Segment Start: LISTED ENTRIES

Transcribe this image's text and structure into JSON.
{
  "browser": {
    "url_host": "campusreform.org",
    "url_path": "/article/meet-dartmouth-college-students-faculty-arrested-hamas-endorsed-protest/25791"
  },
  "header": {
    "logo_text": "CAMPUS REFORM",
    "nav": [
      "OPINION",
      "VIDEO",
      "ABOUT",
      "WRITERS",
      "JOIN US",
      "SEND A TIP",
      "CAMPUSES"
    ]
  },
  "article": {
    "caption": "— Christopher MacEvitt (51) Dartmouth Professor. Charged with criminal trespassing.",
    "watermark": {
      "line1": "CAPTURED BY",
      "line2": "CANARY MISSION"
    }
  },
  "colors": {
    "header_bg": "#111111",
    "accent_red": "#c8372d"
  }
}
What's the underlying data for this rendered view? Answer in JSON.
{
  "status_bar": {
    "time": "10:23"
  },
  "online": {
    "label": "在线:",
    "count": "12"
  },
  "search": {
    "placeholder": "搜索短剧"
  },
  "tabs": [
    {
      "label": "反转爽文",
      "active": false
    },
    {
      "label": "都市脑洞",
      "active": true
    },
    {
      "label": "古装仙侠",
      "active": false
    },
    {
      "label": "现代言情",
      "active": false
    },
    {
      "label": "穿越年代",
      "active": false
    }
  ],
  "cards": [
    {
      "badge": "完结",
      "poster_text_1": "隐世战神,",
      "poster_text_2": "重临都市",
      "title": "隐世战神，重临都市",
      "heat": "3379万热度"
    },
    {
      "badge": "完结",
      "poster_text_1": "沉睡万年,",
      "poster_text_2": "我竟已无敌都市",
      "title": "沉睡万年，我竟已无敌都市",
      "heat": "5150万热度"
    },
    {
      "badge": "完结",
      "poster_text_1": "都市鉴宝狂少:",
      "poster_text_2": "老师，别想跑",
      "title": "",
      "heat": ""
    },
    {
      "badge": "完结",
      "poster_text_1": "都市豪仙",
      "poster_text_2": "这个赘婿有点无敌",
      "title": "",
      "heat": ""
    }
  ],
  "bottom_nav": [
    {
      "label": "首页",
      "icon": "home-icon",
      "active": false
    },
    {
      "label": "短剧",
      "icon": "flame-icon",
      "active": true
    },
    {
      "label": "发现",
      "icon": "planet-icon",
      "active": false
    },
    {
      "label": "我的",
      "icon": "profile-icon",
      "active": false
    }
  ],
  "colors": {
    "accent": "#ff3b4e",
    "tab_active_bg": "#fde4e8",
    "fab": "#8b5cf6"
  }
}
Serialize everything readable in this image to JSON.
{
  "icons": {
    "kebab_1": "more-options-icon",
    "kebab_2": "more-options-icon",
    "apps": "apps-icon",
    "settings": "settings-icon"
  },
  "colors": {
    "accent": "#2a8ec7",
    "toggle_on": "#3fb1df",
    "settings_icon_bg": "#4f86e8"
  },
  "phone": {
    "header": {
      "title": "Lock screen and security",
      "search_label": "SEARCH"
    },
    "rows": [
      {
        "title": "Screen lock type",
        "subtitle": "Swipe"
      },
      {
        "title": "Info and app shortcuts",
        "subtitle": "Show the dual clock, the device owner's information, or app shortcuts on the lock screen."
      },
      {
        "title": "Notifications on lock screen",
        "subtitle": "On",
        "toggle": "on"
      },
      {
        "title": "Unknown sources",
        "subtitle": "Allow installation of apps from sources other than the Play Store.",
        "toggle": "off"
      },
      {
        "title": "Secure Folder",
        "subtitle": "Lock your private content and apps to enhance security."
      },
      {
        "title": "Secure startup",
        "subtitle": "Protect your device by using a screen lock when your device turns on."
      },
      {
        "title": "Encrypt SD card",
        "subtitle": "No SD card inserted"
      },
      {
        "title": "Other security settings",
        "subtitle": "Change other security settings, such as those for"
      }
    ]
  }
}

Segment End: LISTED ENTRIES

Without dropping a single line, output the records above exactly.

• _SOLVED EXERCISE_
Transcribe this image's text and structure into JSON.
{
  "browser": {
    "url_host": "campusreform.org",
    "url_path": "/article/meet-dartmouth-college-students-faculty-arrested-hamas-endorsed-protest/25791"
  },
  "header": {
    "logo_text": "CAMPUS REFORM",
    "nav": [
      "OPINION",
      "VIDEO",
      "ABOUT",
      "WRITERS",
      "JOIN US",
      "SEND A TIP",
      "CAMPUSES"
    ]
  },
  "article": {
    "caption": "— Christopher MacEvitt (51) Dartmouth Professor. Charged with criminal trespassing.",
    "watermark": {
      "line1": "CAPTURED BY",
      "line2": "CANARY MISSION"
    }
  },
  "colors": {
    "header_bg": "#111111",
    "accent_red": "#c8372d"
  }
}
What's the underlying data for this rendered view? Answer in JSON.
{
  "status_bar": {
    "time": "10:23"
  },
  "online": {
    "label": "在线:",
    "count": "12"
  },
  "search": {
    "placeholder": "搜索短剧"
  },
  "tabs": [
    {
      "label": "反转爽文",
      "active": false
    },
    {
      "label": "都市脑洞",
      "active": true
    },
    {
      "label": "古装仙侠",
      "active": false
    },
    {
      "label": "现代言情",
      "active": false
    },
    {
      "label": "穿越年代",
      "active": false
    }
  ],
  "cards": [
    {
      "badge": "完结",
      "poster_text_1": "隐世战神,",
      "poster_text_2": "重临都市",
      "title": "隐世战神，重临都市",
      "heat": "3379万热度"
    },
    {
      "badge": "完结",
      "poster_text_1": "沉睡万年,",
      "poster_text_2": "我竟已无敌都市",
      "title": "沉睡万年，我竟已无敌都市",
      "heat": "5150万热度"
    },
    {
      "badge": "完结",
      "poster_text_1": "都市鉴宝狂少:",
      "poster_text_2": "老师，别想跑",
      "title": "",
      "heat": ""
    },
    {
      "badge": "完结",
      "poster_text_1": "都市豪仙",
      "poster_text_2": "这个赘婿有点无敌",
      "title": "",
      "heat": ""
    }
  ],
  "bottom_nav": [
    {
      "label": "首页",
      "icon": "home-icon",
      "active": false
    },
    {
      "label": "短剧",
      "icon": "flame-icon",
      "active": true
    },
    {
      "label": "发现",
      "icon": "planet-icon",
      "active": false
    },
    {
      "label": "我的",
      "icon": "profile-icon",
      "active": false
    }
  ],
  "colors": {
    "accent": "#ff3b4e",
    "tab_active_bg": "#fde4e8",
    "fab": "#8b5cf6"
  }
}
Serialize everything readable in this image to JSON.
{
  "icons": {
    "kebab_1": "more-options-icon",
    "kebab_2": "more-options-icon",
    "apps": "apps-icon",
    "settings": "settings-icon"
  },
  "colors": {
    "accent": "#2a8ec7",
    "toggle_on": "#3fb1df",
    "settings_icon_bg": "#4f86e8"
  },
  "phone": {
    "header": {
      "title": "Lock screen and security",
      "search_label": "SEARCH"
    },
    "rows": [
      {
        "title": "Screen lock type",
        "subtitle": "Swipe"
      },
      {
        "title": "Info and app shortcuts",
        "subtitle": "Show the dual clock, the device owner's information, or app shortcuts on the lock screen."
      },
      {
        "title": "Notifications on lock screen",
        "subtitle": "On",
        "toggle": "on"
      },
      {
        "title": "Unknown sources",
        "subtitle": "Allow installation of apps from sources other than the Play Store.",
        "toggle": "off"
      },
      {
        "title": "Secure Folder",
        "subtitle": "Lock your private content and apps to enhance security."
      },
      {
        "title": "Secure startup",
        "subtitle": "Protect your device by using a screen lock when your device turns on."
      },
      {
        "title": "Encrypt SD card",
        "subtitle": "No SD card inserted"
      },
      {
        "title": "Other security settings",
        "subtitle": "Change other security settings, such as those for"
      }
    ]
  }
}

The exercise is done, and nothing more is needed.